Work task →
Set down the whole listing that follows, precisely as written.

Data for review →
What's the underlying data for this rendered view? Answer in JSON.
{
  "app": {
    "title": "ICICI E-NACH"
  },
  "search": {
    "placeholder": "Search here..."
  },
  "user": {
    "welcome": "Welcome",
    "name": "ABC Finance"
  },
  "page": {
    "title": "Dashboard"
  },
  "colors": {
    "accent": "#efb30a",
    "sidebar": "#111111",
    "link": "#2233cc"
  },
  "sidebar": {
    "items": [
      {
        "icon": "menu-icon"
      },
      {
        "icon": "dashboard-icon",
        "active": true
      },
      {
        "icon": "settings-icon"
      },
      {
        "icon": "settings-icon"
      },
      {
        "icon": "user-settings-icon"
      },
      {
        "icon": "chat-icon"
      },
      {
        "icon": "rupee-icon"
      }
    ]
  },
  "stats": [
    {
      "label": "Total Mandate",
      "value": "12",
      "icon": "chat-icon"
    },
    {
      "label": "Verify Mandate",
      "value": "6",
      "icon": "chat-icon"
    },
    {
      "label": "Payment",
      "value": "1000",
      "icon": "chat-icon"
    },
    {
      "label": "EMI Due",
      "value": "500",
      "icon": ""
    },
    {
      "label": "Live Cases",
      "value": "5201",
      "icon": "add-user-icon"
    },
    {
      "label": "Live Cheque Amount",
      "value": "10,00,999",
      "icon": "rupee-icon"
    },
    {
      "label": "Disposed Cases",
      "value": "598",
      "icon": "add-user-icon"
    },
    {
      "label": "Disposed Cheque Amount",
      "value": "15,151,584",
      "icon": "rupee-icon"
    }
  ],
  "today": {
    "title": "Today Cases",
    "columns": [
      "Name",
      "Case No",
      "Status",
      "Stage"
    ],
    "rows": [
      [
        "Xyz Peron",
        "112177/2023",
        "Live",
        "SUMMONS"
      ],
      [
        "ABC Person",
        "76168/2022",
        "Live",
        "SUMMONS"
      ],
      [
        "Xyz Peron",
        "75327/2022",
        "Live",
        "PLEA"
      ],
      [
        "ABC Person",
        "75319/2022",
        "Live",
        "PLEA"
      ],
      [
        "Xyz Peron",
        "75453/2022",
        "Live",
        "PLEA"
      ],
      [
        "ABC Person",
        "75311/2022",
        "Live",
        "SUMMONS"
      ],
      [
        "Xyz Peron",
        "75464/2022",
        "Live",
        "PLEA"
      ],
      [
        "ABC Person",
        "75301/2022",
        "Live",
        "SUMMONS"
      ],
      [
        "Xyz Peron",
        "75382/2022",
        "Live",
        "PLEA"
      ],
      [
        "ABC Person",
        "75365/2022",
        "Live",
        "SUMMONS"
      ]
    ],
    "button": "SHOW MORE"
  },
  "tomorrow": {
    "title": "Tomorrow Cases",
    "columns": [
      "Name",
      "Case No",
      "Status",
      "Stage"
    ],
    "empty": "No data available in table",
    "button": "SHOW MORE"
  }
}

Task answer →
What's the underlying data for this rendered view? Answer in JSON.
{
  "app": {
    "title": "ICICI E-NACH"
  },
  "search": {
    "placeholder": "Search here..."
  },
  "user": {
    "welcome": "Welcome",
    "name": "ABC Finance"
  },
  "page": {
    "title": "Dashboard"
  },
  "colors": {
    "accent": "#efb30a",
    "sidebar": "#111111",
    "link": "#2233cc"
  },
  "sidebar": {
    "items": [
      {
        "icon": "menu-icon"
      },
      {
        "icon": "dashboard-icon",
        "active": true
      },
      {
        "icon": "settings-icon"
      },
      {
        "icon": "settings-icon"
      },
      {
        "icon": "user-settings-icon"
      },
      {
        "icon": "chat-icon"
      },
      {
        "icon": "rupee-icon"
      }
    ]
  },
  "stats": [
    {
      "label": "Total Mandate",
      "value": "12",
      "icon": "chat-icon"
    },
    {
      "label": "Verify Mandate",
      "value": "6",
      "icon": "chat-icon"
    },
    {
      "label": "Payment",
      "value": "1000",
      "icon": "chat-icon"
    },
    {
      "label": "EMI Due",
      "value": "500",
      "icon": ""
    },
    {
      "label": "Live Cases",
      "value": "5201",
      "icon": "add-user-icon"
    },
    {
      "label": "Live Cheque Amount",
      "value": "10,00,999",
      "icon": "rupee-icon"
    },
    {
      "label": "Disposed Cases",
      "value": "598",
      "icon": "add-user-icon"
    },
    {
      "label": "Disposed Cheque Amount",
      "value": "15,151,584",
      "icon": "rupee-icon"
    }
  ],
  "today": {
    "title": "Today Cases",
    "columns": [
      "Name",
      "Case No",
      "Status",
      "Stage"
    ],
    "rows": [
      [
        "Xyz Peron",
        "112177/2023",
        "Live",
        "SUMMONS"
      ],
      [
        "ABC Person",
        "76168/2022",
        "Live",
        "SUMMONS"
      ],
      [
        "Xyz Peron",
        "75327/2022",
        "Live",
        "PLEA"
      ],
      [
        "ABC Person",
        "75319/2022",
        "Live",
        "PLEA"
      ],
      [
        "Xyz Peron",
        "75453/2022",
        "Live",
        "PLEA"
      ],
      [
        "ABC Person",
        "75311/2022",
        "Live",
        "SUMMONS"
      ],
      [
        "Xyz Peron",
        "75464/2022",
        "Live",
        "PLEA"
      ],
      [
        "ABC Person",
        "75301/2022",
        "Live",
        "SUMMONS"
      ],
      [
        "Xyz Peron",
        "75382/2022",
        "Live",
        "PLEA"
      ],
      [
        "ABC Person",
        "75365/2022",
        "Live",
        "SUMMONS"
      ]
    ],
    "button": "SHOW MORE"
  },
  "tomorrow": {
    "title": "Tomorrow Cases",
    "columns": [
      "Name",
      "Case No",
      "Status",
      "Stage"
    ],
    "empty": "No data available in table",
    "button": "SHOW MORE"
  }
}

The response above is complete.